Rock & Pop

AC/DC – Rock or Bust first listen review

The 16th AC/DC studio album should, really, have been a lap of honour.

David Guetta, Listen, review: No emotional depth

Guetta's seventh album is deemed his most personal but favours the familiar, says Neil McCormick

Mary J Blige: The London Sessions review – heartfelt and classy

(Island)Collaborations between US R&B royalty and UK acts have become relatively common but it’s hard to think of one as heartfelt and classy as this. Blige’s co-writers, including UK-to-US success stories Disclosure, Emeli Sandé and Sam Smith, find

Einstürzende Neubauten: Lament review – a mesmerising first world war memorial

(Mute)Lament is the 14-track recording of a live installation by this august German industrial outfit (associates of Nick Cave), performed in Belgium to mark the centenary of the first world war.
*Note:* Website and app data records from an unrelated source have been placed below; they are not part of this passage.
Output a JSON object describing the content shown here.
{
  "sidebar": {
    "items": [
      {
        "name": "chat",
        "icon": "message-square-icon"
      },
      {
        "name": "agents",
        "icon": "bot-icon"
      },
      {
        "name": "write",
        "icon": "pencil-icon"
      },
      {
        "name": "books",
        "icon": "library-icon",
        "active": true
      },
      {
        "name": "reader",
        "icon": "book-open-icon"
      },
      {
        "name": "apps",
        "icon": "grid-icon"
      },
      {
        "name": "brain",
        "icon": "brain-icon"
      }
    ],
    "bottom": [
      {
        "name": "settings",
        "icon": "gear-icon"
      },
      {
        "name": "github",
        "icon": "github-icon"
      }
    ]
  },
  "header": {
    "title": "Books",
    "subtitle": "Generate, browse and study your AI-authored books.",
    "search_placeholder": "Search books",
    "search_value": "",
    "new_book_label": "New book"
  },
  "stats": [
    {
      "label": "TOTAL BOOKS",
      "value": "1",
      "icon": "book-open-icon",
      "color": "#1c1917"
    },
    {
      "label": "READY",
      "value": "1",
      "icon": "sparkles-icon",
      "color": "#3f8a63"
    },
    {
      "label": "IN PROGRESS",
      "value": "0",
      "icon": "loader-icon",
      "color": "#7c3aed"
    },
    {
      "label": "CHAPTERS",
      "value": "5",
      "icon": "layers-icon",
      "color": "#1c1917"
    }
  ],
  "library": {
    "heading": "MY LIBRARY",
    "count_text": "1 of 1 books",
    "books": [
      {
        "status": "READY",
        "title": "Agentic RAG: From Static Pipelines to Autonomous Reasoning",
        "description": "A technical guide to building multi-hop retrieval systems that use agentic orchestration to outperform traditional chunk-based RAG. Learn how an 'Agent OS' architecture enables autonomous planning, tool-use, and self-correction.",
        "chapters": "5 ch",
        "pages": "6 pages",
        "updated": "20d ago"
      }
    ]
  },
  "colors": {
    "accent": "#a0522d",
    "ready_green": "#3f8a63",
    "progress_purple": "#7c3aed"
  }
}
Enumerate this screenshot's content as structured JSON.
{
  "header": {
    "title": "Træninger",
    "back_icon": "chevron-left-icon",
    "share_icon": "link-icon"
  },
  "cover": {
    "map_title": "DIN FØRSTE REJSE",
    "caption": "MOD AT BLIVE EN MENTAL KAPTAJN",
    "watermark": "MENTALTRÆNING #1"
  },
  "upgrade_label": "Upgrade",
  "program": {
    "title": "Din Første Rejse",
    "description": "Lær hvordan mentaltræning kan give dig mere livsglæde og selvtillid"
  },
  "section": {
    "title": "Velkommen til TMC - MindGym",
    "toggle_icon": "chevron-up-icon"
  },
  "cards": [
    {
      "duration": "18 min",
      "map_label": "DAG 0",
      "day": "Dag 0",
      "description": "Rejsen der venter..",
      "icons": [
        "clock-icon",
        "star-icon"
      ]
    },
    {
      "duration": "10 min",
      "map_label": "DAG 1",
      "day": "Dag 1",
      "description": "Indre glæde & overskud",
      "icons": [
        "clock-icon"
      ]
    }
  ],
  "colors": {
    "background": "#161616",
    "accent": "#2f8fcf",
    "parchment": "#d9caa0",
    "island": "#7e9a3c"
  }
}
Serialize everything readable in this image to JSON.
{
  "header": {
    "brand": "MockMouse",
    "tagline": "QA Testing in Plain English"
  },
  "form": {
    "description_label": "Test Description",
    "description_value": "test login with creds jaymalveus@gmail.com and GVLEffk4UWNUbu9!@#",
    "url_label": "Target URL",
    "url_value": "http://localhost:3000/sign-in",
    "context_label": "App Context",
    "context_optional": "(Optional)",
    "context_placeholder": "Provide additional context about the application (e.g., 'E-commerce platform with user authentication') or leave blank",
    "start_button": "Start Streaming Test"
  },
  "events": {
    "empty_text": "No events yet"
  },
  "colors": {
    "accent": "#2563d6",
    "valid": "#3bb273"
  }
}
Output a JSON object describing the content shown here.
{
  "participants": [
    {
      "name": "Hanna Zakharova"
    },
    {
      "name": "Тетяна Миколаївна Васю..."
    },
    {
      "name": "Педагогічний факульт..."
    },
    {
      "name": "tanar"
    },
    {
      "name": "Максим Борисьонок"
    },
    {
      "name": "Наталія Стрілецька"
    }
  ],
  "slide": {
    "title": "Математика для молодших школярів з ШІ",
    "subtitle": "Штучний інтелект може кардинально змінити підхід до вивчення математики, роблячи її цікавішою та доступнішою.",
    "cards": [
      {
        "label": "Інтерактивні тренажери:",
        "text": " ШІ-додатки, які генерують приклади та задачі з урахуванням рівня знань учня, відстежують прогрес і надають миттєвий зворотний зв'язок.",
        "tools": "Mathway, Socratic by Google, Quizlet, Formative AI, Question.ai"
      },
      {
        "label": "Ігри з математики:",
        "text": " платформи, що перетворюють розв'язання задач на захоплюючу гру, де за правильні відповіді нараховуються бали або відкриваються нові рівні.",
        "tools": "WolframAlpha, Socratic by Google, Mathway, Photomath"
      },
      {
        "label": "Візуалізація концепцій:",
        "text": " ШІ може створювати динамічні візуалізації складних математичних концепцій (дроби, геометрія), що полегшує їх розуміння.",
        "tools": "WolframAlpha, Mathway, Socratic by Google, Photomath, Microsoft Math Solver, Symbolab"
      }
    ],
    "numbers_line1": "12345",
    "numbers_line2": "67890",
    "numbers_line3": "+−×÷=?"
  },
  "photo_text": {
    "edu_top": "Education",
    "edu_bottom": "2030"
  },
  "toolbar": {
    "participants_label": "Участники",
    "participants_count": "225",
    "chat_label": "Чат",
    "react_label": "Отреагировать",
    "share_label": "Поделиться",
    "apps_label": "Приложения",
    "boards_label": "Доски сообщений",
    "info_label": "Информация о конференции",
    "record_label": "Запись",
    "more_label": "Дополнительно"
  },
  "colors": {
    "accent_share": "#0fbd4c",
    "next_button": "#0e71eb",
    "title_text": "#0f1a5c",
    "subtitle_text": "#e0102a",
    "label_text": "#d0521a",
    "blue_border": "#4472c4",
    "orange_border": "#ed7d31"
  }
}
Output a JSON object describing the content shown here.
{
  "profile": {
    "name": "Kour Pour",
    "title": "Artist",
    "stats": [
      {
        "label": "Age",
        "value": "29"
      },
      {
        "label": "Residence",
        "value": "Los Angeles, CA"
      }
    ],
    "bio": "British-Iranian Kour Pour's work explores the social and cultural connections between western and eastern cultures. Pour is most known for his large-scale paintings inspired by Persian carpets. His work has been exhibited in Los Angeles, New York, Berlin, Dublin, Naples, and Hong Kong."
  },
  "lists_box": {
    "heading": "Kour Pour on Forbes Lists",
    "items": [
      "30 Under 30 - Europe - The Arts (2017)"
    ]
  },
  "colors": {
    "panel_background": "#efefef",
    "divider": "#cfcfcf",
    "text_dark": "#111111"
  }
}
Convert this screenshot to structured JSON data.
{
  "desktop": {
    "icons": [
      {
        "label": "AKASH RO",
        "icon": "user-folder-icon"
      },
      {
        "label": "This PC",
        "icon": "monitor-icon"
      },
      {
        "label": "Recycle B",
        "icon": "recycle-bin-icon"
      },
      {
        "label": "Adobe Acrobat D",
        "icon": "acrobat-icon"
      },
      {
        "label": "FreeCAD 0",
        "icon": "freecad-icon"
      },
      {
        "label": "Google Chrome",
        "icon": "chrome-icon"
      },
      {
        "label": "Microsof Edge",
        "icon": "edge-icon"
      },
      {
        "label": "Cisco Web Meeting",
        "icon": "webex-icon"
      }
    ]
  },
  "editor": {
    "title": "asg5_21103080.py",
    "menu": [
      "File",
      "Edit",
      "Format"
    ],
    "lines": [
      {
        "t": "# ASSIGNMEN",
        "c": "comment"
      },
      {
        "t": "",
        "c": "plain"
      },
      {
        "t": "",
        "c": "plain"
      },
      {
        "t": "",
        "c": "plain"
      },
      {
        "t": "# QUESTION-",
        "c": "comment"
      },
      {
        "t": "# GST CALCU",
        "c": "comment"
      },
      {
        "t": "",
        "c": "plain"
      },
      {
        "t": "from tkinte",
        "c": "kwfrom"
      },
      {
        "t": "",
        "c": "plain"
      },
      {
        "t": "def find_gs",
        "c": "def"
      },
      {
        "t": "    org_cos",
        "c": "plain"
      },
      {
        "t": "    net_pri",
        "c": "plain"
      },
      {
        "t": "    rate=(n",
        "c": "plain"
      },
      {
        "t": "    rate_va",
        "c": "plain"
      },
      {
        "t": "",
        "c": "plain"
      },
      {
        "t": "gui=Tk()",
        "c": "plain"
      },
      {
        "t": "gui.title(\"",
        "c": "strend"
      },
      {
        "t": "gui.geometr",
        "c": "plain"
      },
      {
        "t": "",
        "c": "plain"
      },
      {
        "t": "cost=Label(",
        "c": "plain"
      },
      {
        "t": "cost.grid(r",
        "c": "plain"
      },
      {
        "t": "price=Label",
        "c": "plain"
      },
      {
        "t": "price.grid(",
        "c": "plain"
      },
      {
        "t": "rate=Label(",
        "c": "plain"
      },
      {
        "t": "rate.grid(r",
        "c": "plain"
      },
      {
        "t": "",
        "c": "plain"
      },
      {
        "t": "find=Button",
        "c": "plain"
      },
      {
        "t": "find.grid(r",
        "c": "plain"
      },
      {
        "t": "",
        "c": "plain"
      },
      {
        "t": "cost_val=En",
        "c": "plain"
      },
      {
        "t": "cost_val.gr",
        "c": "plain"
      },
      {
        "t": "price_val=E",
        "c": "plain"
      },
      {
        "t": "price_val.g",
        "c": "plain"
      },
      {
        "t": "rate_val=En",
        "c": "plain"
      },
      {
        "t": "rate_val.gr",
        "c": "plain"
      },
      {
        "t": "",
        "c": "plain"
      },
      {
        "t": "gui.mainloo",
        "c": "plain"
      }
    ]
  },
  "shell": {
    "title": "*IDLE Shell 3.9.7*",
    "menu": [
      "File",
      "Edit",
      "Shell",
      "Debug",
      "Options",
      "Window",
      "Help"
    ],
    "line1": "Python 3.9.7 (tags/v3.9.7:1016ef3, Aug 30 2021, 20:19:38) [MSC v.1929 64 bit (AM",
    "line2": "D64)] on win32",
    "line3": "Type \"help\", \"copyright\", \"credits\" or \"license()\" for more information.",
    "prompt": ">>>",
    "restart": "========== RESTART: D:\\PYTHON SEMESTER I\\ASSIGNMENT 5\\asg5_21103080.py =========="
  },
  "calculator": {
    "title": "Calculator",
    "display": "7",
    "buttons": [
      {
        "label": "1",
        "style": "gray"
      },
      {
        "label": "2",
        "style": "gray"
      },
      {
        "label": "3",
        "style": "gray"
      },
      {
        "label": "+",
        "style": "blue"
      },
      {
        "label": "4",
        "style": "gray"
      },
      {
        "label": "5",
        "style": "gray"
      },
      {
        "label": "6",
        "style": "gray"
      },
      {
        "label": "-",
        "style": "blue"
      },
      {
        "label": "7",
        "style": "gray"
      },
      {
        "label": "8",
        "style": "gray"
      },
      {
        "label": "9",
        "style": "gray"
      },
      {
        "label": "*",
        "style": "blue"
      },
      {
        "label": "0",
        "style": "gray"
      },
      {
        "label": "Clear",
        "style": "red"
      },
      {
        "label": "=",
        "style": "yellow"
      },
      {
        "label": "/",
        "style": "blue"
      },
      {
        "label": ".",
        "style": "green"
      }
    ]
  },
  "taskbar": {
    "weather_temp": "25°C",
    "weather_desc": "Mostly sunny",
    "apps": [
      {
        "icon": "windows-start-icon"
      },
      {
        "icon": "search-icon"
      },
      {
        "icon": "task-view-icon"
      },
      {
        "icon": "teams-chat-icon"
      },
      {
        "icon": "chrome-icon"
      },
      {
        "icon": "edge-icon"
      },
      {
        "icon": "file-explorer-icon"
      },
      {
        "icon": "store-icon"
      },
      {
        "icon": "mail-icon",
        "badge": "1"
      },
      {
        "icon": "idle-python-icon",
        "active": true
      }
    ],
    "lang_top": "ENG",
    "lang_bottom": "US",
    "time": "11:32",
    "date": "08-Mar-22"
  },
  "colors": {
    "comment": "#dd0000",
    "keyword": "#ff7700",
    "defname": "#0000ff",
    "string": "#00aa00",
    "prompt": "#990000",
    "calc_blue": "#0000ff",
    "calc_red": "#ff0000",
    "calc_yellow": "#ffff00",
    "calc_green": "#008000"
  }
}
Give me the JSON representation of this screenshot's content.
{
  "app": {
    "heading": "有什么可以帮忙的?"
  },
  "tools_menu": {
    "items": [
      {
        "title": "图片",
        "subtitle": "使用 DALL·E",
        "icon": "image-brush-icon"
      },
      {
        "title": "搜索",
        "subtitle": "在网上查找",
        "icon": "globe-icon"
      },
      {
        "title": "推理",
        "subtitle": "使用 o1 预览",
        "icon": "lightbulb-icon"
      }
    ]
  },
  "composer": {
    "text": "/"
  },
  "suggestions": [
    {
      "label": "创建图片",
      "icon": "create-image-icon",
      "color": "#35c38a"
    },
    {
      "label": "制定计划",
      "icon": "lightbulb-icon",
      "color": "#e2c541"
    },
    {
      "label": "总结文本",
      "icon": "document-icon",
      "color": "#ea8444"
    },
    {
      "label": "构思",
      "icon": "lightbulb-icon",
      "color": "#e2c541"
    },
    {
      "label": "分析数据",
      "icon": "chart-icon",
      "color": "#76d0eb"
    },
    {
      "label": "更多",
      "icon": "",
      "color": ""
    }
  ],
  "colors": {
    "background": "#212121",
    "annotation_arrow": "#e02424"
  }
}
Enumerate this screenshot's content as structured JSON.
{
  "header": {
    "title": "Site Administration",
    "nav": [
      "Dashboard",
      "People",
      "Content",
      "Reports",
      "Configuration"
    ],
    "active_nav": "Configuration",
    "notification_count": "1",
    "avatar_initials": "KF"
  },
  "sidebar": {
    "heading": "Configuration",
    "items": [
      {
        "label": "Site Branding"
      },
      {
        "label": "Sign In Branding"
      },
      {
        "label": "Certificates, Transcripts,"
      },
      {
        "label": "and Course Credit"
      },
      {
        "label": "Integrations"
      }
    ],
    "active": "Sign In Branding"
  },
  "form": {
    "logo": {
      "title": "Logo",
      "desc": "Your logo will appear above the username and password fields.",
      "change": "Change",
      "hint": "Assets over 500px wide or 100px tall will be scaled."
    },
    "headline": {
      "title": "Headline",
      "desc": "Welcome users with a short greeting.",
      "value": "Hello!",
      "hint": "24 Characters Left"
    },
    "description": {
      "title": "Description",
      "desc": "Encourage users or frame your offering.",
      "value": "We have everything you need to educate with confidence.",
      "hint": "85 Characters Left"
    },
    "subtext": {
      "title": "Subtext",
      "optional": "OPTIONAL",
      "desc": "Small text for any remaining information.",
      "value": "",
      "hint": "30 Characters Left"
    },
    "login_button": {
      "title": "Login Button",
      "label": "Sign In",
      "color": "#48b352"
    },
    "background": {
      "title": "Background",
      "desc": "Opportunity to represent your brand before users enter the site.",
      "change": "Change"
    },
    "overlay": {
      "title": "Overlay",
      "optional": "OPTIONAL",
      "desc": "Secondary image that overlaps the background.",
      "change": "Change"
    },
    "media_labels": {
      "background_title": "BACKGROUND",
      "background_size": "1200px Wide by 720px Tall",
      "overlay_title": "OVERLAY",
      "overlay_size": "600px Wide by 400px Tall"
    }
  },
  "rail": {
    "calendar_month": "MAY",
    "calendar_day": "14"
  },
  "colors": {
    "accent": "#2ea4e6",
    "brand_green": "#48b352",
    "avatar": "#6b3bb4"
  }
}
Industrial bands have some affinity for the horrors of mech

CD: David Guetta - Listen

I’m not sure exactly how much it costs to rent out Abbey Road’s Studio 2, the room in which the Beatles recorded all the good stuff; the studio where, now, the “Lady Madonna” piano is shoved to one side to make way, but I’m guessing it’s lots

Mary J Blige: The London Sessions review – aspirational but charismatic

(Island)Mary J Blige has decided not to go cryptic with the title of her latest album: The London Sessions comprises 12 songs she recorded with the likes of Disclosure, Emeli Sandé and Sam Smith during a recent month-long stay in the city. In fact, so in

Olly Murs: Never Been Better review

(Epic)Not winning The X Factor hasn’t done Olly Murs much harm. He’s notched up three multiplatinum albums and four No 1 singles, and this fourth album will probably keep him in arenas. Arms will surely raise to the catchy, Hues Corporation-ish pop of

One Direction: FOUR album review - "More powerful than ever"

One Direction are making a habit of defying expectations.


Following a 2012 release with the bafflingly Ferry-less Bryan Ferry Orchestra, the duke of avant-fop returns with this lavish set.


TV on the Radio's fifth studio album is the sound of healing – but first, it's the sound of a band going over its wounds, and boy, do they run deep.